> **Problem to solve**: All of the data is to be restated word for word.

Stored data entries
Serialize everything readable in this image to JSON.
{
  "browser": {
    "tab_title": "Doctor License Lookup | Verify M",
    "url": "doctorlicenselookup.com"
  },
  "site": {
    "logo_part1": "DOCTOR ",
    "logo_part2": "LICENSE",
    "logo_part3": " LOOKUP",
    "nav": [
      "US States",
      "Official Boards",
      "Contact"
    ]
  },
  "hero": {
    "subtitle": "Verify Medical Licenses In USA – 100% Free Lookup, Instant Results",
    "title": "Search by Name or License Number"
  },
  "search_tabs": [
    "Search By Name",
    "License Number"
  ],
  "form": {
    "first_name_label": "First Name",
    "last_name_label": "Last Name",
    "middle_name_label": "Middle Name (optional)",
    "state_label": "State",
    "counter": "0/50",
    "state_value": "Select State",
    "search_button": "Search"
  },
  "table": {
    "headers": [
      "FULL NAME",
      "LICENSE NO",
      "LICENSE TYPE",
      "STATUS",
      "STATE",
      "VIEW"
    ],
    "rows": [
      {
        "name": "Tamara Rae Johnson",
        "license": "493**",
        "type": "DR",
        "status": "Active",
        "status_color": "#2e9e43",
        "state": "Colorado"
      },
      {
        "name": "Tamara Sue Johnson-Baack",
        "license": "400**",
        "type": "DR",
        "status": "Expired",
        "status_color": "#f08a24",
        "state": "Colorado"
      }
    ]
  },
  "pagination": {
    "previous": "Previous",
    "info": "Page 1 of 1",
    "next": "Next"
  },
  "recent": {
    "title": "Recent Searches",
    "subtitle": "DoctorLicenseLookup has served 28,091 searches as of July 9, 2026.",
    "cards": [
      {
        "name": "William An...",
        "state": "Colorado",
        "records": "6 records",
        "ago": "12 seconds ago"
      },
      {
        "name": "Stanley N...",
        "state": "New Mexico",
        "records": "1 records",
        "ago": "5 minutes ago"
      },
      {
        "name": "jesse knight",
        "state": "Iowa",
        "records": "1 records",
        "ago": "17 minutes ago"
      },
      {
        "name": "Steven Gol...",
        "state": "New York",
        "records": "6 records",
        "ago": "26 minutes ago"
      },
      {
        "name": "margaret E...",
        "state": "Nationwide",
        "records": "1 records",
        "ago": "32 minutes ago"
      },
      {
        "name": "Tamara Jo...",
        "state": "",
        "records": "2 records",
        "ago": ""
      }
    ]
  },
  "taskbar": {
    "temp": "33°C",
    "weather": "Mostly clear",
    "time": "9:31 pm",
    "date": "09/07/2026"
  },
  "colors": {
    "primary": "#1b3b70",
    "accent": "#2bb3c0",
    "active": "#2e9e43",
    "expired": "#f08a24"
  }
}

> **Result for this task**:
Serialize everything readable in this image to JSON.
{
  "browser": {
    "tab_title": "Doctor License Lookup | Verify M",
    "url": "doctorlicenselookup.com"
  },
  "site": {
    "logo_part1": "DOCTOR ",
    "logo_part2": "LICENSE",
    "logo_part3": " LOOKUP",
    "nav": [
      "US States",
      "Official Boards",
      "Contact"
    ]
  },
  "hero": {
    "subtitle": "Verify Medical Licenses In USA – 100% Free Lookup, Instant Results",
    "title": "Search by Name or License Number"
  },
  "search_tabs": [
    "Search By Name",
    "License Number"
  ],
  "form": {
    "first_name_label": "First Name",
    "last_name_label": "Last Name",
    "middle_name_label": "Middle Name (optional)",
    "state_label": "State",
    "counter": "0/50",
    "state_value": "Select State",
    "search_button": "Search"
  },
  "table": {
    "headers": [
      "FULL NAME",
      "LICENSE NO",
      "LICENSE TYPE",
      "STATUS",
      "STATE",
      "VIEW"
    ],
    "rows": [
      {
        "name": "Tamara Rae Johnson",
        "license": "493**",
        "type": "DR",
        "status": "Active",
        "status_color": "#2e9e43",
        "state": "Colorado"
      },
      {
        "name": "Tamara Sue Johnson-Baack",
        "license": "400**",
        "type": "DR",
        "status": "Expired",
        "status_color": "#f08a24",
        "state": "Colorado"
      }
    ]
  },
  "pagination": {
    "previous": "Previous",
    "info": "Page 1 of 1",
    "next": "Next"
  },
  "recent": {
    "title": "Recent Searches",
    "subtitle": "DoctorLicenseLookup has served 28,091 searches as of July 9, 2026.",
    "cards": [
      {
        "name": "William An...",
        "state": "Colorado",
        "records": "6 records",
        "ago": "12 seconds ago"
      },
      {
        "name": "Stanley N...",
        "state": "New Mexico",
        "records": "1 records",
        "ago": "5 minutes ago"
      },
      {
        "name": "jesse knight",
        "state": "Iowa",
        "records": "1 records",
        "ago": "17 minutes ago"
      },
      {
        "name": "Steven Gol...",
        "state": "New York",
        "records": "6 records",
        "ago": "26 minutes ago"
      },
      {
        "name": "margaret E...",
        "state": "Nationwide",
        "records": "1 records",
        "ago": "32 minutes ago"
      },
      {
        "name": "Tamara Jo...",
        "state": "",
        "records": "2 records",
        "ago": ""
      }
    ]
  },
  "taskbar": {
    "temp": "33°C",
    "weather": "Mostly clear",
    "time": "9:31 pm",
    "date": "09/07/2026"
  },
  "colors": {
    "primary": "#1b3b70",
    "accent": "#2bb3c0",
    "active": "#2e9e43",
    "expired": "#f08a24"
  }
}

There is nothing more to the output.